Top of Source material

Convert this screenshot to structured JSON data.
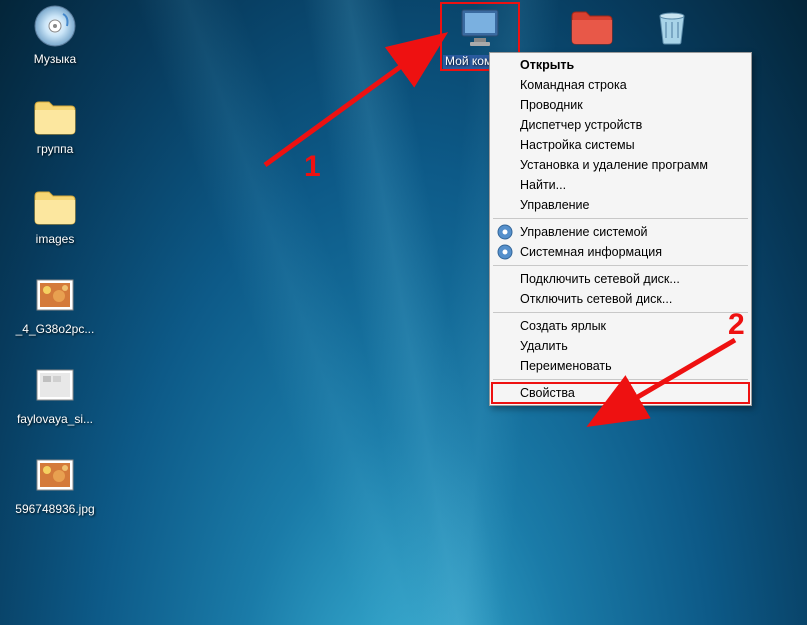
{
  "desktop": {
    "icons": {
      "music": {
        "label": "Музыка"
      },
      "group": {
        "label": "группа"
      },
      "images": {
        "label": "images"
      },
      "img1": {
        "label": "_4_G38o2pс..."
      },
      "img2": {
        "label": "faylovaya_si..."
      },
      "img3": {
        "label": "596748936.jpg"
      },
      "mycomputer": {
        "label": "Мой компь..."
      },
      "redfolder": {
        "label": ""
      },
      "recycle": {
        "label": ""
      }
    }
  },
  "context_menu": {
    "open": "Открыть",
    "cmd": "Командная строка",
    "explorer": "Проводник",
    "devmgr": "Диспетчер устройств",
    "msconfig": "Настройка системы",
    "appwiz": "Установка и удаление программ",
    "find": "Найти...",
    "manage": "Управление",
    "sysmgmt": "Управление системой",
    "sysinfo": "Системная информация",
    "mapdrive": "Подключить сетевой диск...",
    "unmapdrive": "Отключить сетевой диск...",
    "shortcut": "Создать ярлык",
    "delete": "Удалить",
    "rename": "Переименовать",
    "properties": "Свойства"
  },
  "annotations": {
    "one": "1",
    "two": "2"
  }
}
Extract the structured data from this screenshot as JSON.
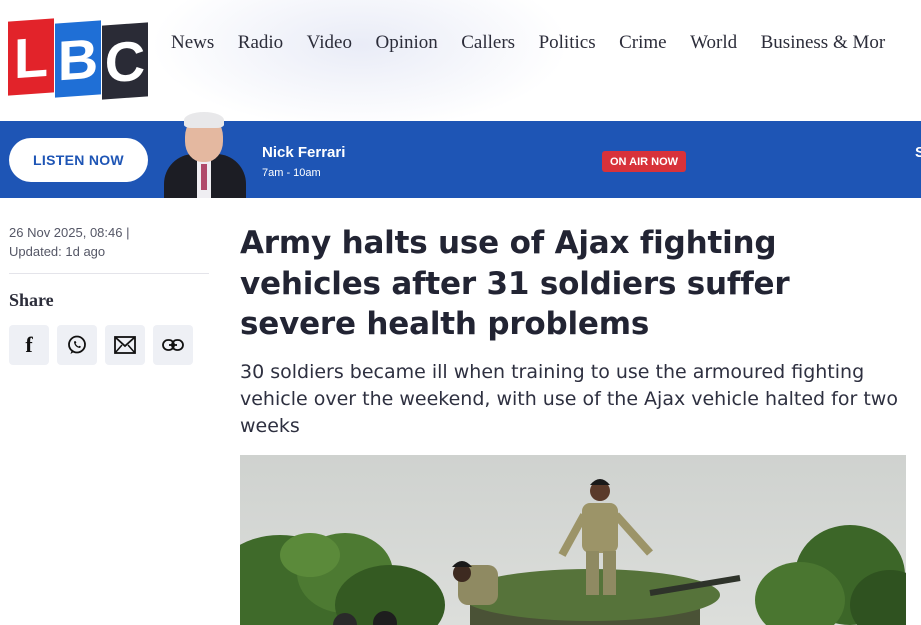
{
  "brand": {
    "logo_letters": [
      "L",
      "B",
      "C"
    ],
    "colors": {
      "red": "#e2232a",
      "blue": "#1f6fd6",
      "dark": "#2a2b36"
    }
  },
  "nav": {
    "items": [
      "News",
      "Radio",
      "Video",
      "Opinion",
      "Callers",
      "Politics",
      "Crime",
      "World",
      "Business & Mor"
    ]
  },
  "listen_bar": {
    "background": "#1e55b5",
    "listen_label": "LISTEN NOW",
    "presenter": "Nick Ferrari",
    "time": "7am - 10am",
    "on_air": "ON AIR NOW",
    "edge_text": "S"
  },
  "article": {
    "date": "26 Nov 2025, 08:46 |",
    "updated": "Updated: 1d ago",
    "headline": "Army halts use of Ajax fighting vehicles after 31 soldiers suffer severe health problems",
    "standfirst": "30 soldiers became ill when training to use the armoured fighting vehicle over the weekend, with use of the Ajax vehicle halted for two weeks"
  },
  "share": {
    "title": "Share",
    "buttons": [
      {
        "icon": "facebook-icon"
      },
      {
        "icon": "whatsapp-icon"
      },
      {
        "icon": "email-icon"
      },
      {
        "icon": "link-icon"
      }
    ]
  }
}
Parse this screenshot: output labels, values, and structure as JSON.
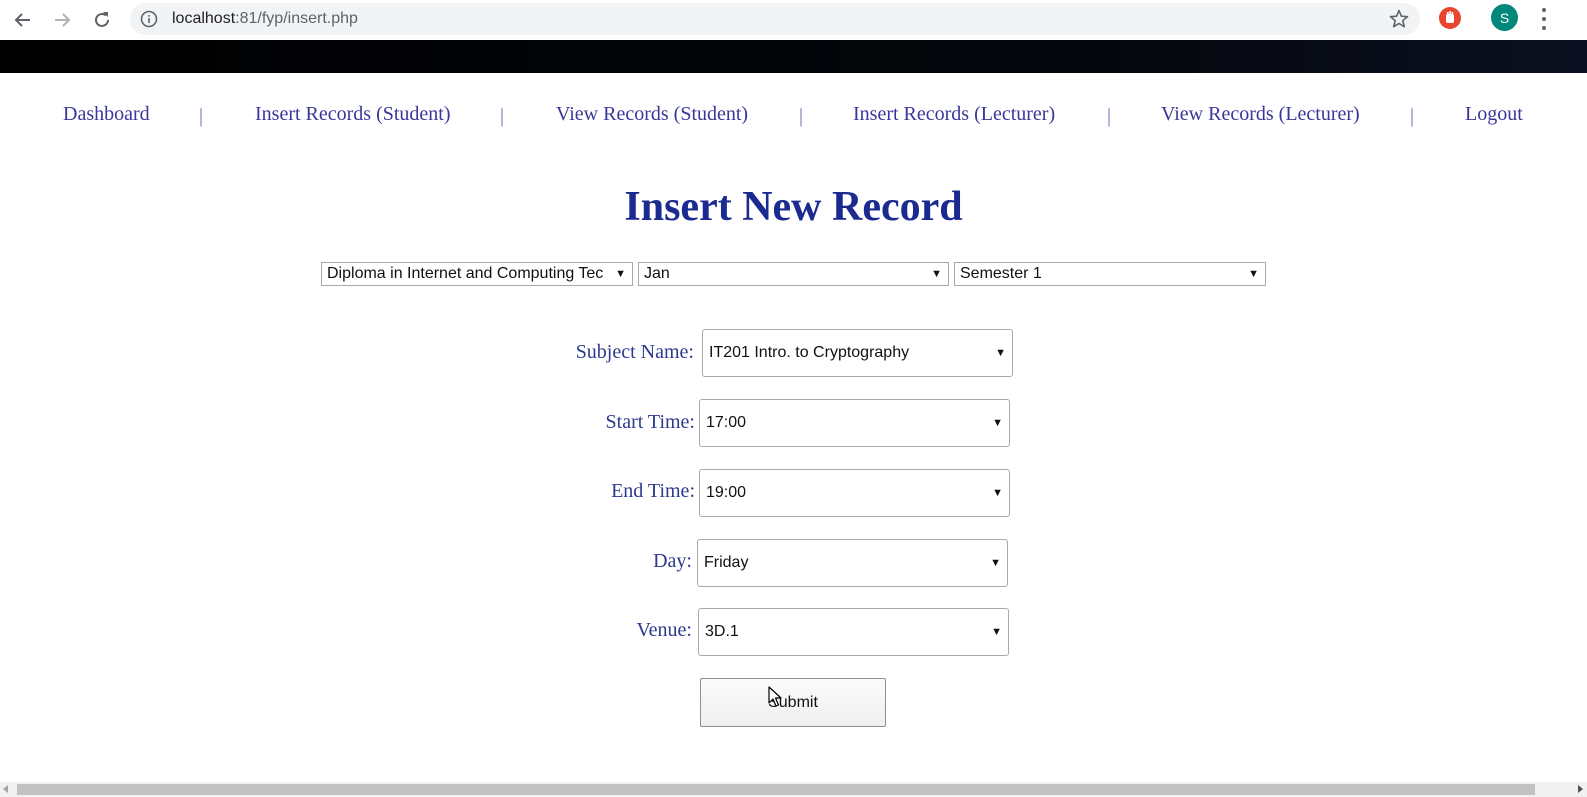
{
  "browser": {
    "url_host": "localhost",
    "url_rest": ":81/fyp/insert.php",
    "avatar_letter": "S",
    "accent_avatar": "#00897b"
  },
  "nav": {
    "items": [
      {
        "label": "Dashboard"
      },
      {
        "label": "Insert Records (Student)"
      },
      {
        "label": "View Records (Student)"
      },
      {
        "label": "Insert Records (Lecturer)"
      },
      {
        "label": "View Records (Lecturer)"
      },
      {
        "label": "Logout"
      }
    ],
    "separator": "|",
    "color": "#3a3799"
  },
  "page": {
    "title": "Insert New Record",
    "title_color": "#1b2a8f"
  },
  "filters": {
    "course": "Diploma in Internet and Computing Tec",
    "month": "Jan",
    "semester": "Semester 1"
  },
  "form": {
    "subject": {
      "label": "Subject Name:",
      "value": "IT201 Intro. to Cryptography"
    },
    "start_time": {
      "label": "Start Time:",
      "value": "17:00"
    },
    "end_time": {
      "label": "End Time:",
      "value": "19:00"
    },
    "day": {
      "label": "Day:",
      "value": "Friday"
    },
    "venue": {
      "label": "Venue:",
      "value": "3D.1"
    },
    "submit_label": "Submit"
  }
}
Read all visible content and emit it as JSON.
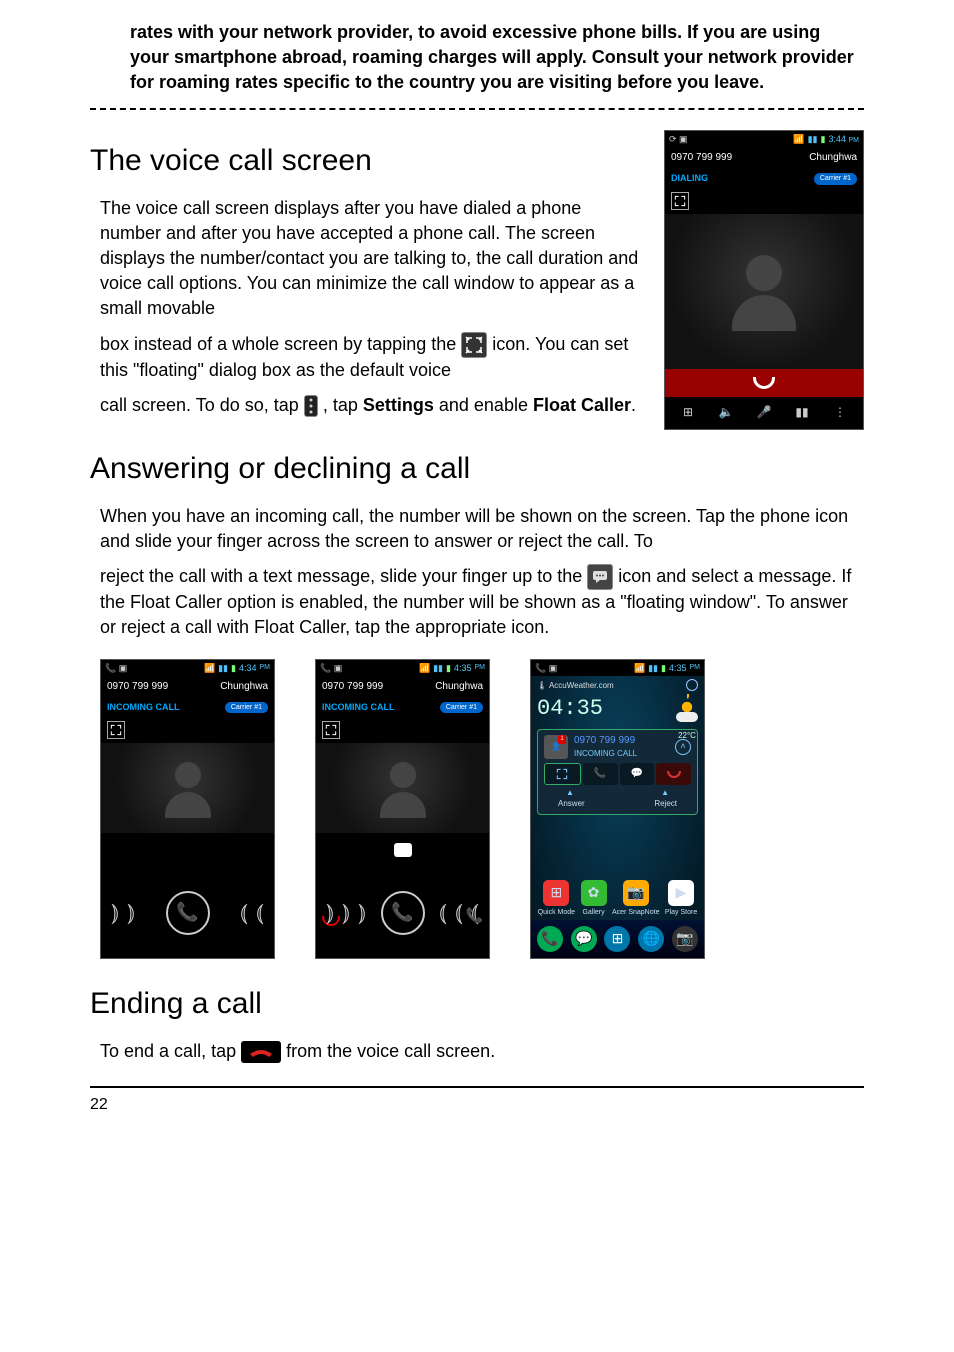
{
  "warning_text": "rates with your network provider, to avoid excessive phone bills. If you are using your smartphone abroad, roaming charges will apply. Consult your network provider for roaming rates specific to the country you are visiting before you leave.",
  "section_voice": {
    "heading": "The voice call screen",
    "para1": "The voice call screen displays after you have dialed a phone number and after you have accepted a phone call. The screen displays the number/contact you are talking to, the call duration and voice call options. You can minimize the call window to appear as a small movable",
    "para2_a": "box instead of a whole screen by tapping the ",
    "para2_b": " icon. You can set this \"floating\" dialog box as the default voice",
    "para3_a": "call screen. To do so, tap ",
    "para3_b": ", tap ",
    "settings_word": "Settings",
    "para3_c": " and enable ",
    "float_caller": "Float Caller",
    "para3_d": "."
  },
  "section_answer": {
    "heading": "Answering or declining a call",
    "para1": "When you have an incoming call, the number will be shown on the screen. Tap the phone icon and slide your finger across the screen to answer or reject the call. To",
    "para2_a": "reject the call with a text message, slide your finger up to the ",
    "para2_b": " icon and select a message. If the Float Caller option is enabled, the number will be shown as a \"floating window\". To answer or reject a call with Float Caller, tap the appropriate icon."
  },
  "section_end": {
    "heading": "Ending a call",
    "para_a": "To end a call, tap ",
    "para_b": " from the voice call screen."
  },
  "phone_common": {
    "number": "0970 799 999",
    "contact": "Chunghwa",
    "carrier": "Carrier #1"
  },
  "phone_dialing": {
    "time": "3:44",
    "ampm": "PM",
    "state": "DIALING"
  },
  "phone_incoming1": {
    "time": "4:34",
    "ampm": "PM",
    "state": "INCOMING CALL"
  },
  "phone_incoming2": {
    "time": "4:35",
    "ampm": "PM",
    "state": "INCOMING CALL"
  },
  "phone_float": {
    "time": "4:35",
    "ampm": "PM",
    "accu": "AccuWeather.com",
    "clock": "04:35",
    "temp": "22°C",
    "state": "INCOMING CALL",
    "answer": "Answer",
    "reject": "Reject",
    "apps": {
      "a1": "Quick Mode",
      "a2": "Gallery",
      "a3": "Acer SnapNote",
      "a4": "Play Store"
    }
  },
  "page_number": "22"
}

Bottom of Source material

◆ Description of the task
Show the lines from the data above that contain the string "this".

◆ Finished task
Convert this screenshot to structured JSON data.
Extract the structured data from this screenshot as JSON.
Parse this screenshot: output labels, values, and structure as JSON.
    "para2_b": " icon. You can set this \"floating\" dialog box as the default voice",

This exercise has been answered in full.